Ms Patel previously described the system as “open to gaming by economic migrants and exploitation by criminals”, saying this was “eroding public trust and disadvantaging vulnerable people who need our help”.

But the plans have so far been widely condemned by campaigners and charities, some of which have branded it the “anti-refugee Bill” and accusing it of being “inhumane” as it plans to judge asylum seekers on how they arrived in the UK, and not on merit.

Some immigration experts have suggested the changes could “reduce” the amount of protection offered to “possibly the majority” of people who make asylum claims in the UK.

A group of people thought to be migrants crossing the Channel in a small boat headed in the direction of Dover, Kent
A group of people thought to be migrants crossing the Channel in a small boat headed in the direction of Dover, Kent (Gareth Fuller/PA)
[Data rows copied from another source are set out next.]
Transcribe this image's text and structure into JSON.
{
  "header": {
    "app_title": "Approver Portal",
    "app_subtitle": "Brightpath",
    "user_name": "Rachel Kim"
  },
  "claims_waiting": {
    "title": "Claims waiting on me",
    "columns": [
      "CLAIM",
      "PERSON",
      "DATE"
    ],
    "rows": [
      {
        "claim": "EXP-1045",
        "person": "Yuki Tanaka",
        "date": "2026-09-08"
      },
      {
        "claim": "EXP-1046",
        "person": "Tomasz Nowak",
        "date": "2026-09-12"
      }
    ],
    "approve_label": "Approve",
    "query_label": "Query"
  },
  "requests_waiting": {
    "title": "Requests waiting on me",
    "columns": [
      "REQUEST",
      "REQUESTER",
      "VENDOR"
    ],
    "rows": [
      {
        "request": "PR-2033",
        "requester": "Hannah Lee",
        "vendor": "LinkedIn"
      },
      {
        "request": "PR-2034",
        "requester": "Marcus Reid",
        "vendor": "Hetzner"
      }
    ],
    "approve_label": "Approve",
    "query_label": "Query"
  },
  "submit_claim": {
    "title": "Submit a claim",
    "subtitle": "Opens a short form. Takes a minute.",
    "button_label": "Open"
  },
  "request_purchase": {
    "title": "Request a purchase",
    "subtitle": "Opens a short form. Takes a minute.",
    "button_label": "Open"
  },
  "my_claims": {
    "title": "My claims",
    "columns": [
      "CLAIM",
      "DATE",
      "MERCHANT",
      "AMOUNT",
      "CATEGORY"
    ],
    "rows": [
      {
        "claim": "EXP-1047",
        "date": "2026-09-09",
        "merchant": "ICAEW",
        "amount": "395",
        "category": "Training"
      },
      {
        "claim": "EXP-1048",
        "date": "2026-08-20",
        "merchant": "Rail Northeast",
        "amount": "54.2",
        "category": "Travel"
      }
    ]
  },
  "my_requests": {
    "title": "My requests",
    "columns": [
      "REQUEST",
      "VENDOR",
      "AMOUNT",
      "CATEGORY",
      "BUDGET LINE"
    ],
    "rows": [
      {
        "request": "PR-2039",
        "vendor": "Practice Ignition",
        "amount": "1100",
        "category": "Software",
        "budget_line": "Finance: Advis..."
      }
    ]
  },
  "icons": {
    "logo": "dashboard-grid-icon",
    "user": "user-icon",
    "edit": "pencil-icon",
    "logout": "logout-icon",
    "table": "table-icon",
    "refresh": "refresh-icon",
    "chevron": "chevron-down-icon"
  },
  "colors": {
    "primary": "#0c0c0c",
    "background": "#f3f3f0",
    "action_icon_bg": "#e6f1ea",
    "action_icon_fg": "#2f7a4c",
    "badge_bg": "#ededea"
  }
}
– What else is in the plans?

The proposals are wide-ranging and, according to the Home Office, also include:

– Efforts to speed up the removal of people whose claims are refused.

– More rigorous age assessments to stop adult migrants pretending to be children.

– Tougher laws against people who pretend to be victims of modern slavery.

– Maximum life sentences for people smugglers.

– Protection for vulnerable people in “immediate danger and at risk in their home country”.

– Addressing “historic anomalies” in the citizenship system under British nationality law dating back to the 1980s, such as making sure the children of British Overseas Territories Citizens (BOTC) can acquire citizenship more easily, and giving the Home Secretary the ability to grant citizenship in “compelling and exceptional circumstances”.

Napier Barracks
Napier Barracks in Folkestone, Kent has housed asylum seekers (PA)

The Government also wants to waive some rules so “Windrush victims are not prevented from qualifying for British citizenship because they were not able to return to the UK to meet the residence requirements through no fault of their own”.

The Bill includes provisions which could give the Government the option to set up offshore processing centres for asylum seekers at a later date, but no further detail or firm proposal has been set out so far on how and where this could happen.

– What happens now?

The proposals will be debated in Parliament, in order to put the plans – and any amendments which may be made to it – into law.